**What you have to do**
Only the lines that hold the word "title" are wanted from this listing.

++++++++

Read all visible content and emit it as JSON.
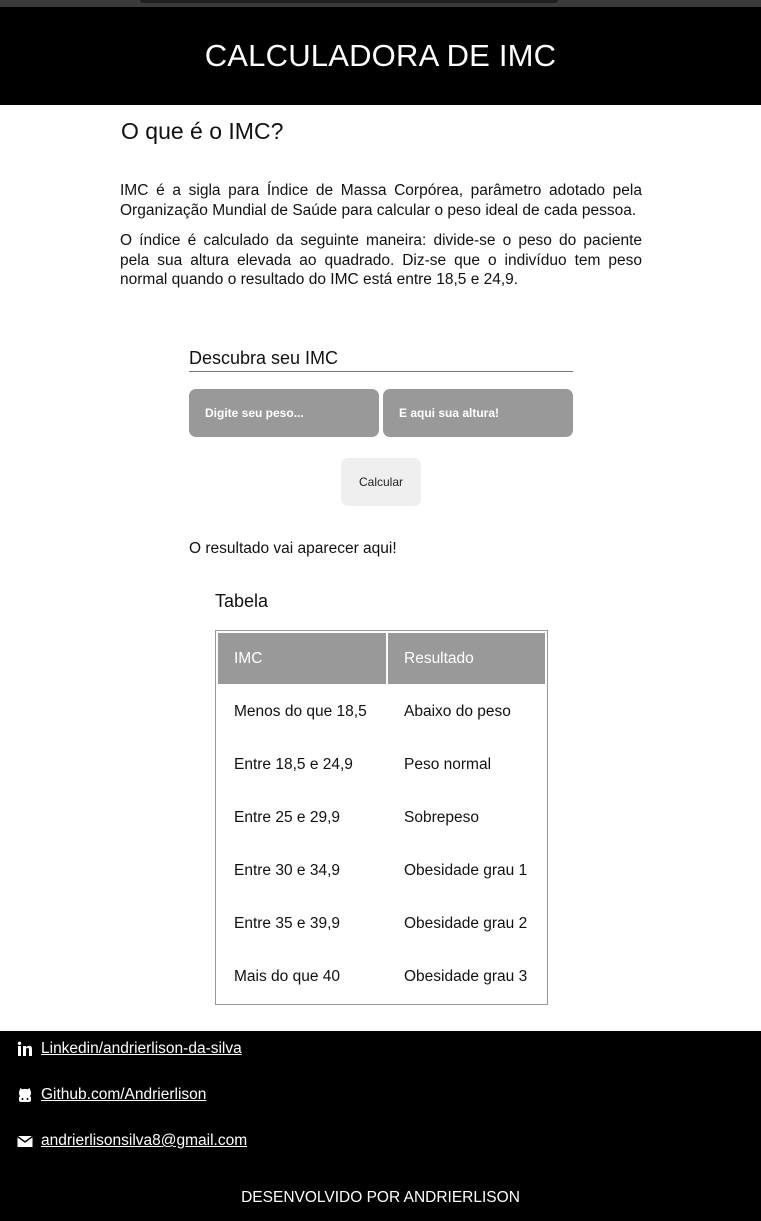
{
  "header": {
    "title": "CALCULADORA DE IMC"
  },
  "intro": {
    "heading": "O que é o IMC?",
    "paragraph1": "IMC é a sigla para Índice de Massa Corpórea, parâmetro adotado pela Organização Mundial de Saúde para calcular o peso ideal de cada pessoa.",
    "paragraph2": "O índice é calculado da seguinte maneira: divide-se o peso do paciente pela sua altura elevada ao quadrado. Diz-se que o indivíduo tem peso normal quando o resultado do IMC está entre 18,5 e 24,9."
  },
  "calculator": {
    "title": "Descubra seu IMC",
    "weight_placeholder": "Digite seu peso...",
    "height_placeholder": "E aqui sua altura!",
    "button_label": "Calcular",
    "result_text": "O resultado vai aparecer aqui!"
  },
  "table": {
    "title": "Tabela",
    "headers": [
      "IMC",
      "Resultado"
    ],
    "rows": [
      [
        "Menos do que 18,5",
        "Abaixo do peso"
      ],
      [
        "Entre 18,5 e 24,9",
        "Peso normal"
      ],
      [
        "Entre 25 e 29,9",
        "Sobrepeso"
      ],
      [
        "Entre 30 e 34,9",
        "Obesidade grau 1"
      ],
      [
        "Entre 35 e 39,9",
        "Obesidade grau 2"
      ],
      [
        "Mais do que 40",
        "Obesidade grau 3"
      ]
    ]
  },
  "footer": {
    "linkedin": {
      "icon": "linkedin-icon",
      "label": "Linkedin/andrierlison-da-silva"
    },
    "github": {
      "icon": "github-icon",
      "label": "Github.com/Andrierlison"
    },
    "email": {
      "icon": "envelope-icon",
      "label": "andrierlisonsilva8@gmail.com"
    },
    "credit": "DESENVOLVIDO POR ANDRIERLISON"
  },
  "colors": {
    "header_bg": "#000000",
    "footer_bg": "#000000",
    "input_bg": "#999999",
    "button_bg": "#efefef",
    "table_header_bg": "#999999"
  }
}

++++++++

**Reply**
    "title": "CALCULADORA DE IMC"
    "title": "Descubra seu IMC",
    "title": "Tabela",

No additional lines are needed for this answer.